**Exercise details**
When checking the entries below, count every line with the word "Month", then give only that number.

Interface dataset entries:
※ ※ ※
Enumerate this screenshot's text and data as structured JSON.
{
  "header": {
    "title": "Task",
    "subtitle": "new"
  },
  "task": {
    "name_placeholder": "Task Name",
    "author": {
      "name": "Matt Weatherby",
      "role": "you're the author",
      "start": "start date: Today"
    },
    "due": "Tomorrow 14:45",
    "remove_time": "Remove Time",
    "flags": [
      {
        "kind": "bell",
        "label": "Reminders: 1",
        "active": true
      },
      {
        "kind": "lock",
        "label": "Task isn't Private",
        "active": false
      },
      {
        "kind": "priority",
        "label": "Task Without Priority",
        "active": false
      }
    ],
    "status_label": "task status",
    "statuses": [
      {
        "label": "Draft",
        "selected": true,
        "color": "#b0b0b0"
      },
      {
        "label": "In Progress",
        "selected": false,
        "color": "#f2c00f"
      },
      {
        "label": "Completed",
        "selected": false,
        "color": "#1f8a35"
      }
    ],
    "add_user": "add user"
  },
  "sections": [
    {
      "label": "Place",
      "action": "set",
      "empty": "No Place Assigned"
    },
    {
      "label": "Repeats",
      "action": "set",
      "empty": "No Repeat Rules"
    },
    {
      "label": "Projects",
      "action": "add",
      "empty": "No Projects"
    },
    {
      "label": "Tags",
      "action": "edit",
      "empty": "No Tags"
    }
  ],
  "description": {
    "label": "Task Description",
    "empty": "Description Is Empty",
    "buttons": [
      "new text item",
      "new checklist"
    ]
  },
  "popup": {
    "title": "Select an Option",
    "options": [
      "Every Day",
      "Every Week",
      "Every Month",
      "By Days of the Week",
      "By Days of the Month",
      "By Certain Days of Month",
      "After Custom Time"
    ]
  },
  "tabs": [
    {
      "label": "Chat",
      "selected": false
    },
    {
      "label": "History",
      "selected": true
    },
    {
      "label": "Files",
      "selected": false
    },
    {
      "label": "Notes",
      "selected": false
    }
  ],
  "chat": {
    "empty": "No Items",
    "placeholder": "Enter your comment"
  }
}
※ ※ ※
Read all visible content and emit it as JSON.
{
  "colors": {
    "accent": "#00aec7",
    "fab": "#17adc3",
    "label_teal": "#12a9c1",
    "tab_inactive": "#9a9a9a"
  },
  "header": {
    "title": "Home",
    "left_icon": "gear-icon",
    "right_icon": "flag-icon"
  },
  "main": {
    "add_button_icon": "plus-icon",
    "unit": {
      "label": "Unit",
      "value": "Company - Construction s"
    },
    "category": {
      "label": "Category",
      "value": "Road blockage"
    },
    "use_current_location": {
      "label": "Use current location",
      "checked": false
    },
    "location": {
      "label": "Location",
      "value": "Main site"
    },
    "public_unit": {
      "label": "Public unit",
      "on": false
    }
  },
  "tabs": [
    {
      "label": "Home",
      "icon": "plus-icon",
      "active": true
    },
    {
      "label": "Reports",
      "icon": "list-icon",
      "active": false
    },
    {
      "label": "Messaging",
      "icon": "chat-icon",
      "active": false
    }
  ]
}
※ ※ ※
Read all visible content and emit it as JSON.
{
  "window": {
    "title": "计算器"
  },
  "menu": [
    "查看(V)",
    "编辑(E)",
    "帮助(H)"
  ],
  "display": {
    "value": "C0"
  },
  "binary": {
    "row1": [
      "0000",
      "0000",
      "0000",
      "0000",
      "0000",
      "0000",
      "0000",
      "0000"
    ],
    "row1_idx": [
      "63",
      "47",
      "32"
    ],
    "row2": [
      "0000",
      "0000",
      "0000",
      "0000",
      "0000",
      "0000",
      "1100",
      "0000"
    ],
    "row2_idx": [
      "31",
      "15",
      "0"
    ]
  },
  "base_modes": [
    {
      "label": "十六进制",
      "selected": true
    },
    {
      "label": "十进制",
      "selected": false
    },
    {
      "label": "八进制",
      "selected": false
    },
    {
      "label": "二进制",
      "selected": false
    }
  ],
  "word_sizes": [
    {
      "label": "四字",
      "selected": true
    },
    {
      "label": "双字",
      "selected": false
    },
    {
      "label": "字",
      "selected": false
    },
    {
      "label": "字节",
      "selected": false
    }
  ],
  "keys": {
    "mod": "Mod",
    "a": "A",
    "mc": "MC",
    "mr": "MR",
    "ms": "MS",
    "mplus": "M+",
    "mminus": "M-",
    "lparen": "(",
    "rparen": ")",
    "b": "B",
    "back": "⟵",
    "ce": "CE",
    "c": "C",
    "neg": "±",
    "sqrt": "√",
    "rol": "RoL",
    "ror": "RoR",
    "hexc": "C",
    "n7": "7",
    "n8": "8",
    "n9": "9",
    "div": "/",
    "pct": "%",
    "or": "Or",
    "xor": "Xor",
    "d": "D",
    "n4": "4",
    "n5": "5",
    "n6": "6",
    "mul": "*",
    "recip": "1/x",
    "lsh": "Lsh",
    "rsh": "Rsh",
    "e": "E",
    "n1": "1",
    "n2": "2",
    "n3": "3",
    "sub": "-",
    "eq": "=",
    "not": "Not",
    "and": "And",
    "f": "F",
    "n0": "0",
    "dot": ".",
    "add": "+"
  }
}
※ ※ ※
**Response**
3